### About this task
Report only how many lines in the material contain "JSON".
___ Supplied data ___
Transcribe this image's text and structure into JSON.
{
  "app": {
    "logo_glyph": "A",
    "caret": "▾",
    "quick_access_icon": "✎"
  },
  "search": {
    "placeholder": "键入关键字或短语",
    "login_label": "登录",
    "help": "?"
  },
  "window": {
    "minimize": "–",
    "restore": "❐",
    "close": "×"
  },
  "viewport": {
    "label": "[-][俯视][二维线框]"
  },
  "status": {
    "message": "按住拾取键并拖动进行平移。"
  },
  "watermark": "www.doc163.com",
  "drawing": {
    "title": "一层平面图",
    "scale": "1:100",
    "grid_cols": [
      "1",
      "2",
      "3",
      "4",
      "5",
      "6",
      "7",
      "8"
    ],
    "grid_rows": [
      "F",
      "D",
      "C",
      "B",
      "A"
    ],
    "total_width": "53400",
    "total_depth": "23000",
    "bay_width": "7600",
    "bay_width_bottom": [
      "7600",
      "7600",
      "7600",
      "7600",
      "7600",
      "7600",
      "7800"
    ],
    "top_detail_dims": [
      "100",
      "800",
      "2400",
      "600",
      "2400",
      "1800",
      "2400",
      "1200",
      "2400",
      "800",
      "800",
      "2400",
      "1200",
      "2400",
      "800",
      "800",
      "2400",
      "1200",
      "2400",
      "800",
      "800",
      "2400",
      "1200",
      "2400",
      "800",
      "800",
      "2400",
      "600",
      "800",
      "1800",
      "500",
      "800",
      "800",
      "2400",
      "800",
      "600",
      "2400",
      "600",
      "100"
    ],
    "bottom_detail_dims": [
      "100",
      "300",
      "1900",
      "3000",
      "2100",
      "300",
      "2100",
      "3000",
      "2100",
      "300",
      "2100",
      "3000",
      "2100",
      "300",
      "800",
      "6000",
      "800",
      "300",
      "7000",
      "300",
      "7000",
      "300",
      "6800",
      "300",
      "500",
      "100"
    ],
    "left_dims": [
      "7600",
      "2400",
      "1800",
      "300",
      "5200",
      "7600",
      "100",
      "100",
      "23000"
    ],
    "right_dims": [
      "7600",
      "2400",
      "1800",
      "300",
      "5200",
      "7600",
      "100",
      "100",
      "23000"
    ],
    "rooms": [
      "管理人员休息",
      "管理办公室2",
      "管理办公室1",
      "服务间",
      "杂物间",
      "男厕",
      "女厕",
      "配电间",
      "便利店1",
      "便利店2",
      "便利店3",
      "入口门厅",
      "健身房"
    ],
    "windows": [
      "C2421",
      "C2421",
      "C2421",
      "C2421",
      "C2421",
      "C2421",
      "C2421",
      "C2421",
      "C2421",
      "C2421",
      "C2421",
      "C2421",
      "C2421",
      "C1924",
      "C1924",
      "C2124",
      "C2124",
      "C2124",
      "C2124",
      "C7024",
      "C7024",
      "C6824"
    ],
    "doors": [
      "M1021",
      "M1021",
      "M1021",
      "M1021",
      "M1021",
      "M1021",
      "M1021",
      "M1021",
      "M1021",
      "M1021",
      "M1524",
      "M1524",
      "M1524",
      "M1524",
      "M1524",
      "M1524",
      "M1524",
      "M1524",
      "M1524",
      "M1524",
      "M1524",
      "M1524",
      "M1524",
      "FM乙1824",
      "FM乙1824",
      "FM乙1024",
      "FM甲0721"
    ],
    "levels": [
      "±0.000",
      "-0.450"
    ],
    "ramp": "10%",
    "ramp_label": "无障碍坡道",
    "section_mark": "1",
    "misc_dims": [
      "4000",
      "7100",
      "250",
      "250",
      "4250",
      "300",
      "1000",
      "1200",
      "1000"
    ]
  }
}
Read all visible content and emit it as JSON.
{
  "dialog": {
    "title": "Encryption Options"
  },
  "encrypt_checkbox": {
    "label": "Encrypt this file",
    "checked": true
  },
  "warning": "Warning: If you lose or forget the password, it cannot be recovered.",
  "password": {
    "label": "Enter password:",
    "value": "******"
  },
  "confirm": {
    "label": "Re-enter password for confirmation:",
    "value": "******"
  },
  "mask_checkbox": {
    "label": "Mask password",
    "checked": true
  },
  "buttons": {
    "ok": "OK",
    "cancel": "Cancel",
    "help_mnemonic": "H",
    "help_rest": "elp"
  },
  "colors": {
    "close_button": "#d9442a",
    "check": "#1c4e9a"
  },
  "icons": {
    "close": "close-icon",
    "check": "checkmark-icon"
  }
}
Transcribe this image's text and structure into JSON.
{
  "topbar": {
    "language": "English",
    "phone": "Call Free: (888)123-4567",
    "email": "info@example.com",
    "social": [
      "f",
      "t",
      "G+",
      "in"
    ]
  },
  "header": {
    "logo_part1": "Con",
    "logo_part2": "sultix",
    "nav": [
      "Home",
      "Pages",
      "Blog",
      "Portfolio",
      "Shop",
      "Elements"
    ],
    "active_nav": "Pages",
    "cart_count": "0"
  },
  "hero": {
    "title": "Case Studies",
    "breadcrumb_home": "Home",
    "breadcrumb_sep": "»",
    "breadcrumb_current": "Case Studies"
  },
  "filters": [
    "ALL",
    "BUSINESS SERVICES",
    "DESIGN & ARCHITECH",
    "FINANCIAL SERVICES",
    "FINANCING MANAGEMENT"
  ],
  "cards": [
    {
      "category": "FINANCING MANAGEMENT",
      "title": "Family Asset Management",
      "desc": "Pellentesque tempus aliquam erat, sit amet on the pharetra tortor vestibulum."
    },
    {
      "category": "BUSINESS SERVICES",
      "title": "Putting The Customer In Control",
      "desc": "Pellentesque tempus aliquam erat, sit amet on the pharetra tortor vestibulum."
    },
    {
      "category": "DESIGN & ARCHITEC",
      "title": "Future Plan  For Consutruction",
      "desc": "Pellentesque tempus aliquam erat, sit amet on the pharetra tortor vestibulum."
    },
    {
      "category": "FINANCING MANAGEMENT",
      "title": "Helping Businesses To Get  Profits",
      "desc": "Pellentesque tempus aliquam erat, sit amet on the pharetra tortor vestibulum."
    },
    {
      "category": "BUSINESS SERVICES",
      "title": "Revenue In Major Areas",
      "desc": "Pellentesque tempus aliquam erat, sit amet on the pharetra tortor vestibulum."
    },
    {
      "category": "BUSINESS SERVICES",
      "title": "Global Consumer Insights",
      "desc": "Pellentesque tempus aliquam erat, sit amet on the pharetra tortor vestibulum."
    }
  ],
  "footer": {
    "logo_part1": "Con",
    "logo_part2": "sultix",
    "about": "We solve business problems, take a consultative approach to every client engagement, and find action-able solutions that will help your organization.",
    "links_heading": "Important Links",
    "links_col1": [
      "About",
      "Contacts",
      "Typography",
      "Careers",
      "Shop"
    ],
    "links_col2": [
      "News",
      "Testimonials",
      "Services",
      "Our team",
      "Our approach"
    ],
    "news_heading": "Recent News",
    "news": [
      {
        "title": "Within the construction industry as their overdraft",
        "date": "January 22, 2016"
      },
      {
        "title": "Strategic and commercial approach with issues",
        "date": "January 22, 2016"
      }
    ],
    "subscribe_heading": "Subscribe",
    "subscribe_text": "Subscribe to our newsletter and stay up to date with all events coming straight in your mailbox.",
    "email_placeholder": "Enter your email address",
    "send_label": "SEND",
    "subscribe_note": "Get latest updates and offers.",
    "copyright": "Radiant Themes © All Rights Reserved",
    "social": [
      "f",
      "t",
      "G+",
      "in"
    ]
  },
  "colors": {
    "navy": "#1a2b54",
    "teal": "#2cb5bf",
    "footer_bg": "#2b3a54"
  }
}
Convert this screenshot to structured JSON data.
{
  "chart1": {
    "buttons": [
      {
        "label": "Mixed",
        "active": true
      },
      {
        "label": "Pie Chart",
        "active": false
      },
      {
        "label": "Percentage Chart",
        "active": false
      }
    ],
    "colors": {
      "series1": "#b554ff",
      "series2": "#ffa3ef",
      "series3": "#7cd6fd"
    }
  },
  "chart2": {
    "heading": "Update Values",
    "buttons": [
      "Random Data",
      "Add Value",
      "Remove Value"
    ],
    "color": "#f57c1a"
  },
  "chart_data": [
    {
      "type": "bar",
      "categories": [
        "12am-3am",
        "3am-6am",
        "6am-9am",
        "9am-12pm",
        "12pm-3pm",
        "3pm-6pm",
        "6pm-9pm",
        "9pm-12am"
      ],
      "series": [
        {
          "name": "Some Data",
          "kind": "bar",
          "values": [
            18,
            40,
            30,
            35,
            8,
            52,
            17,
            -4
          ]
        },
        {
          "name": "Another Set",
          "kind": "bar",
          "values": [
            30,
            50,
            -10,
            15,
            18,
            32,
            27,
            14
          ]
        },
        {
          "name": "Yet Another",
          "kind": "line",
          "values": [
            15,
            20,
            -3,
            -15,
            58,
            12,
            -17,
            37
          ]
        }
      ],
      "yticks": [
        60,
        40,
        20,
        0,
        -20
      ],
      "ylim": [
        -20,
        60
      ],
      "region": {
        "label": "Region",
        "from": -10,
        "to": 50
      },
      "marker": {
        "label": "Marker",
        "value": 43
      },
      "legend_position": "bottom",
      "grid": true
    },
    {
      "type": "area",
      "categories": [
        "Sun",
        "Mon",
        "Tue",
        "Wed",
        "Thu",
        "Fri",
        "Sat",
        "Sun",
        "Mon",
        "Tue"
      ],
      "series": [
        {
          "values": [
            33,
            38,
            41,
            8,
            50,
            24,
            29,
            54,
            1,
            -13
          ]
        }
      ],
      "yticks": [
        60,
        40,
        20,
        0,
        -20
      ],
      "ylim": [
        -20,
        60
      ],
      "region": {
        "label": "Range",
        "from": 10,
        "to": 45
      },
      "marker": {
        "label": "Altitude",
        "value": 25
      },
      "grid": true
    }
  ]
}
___
### Task solution
4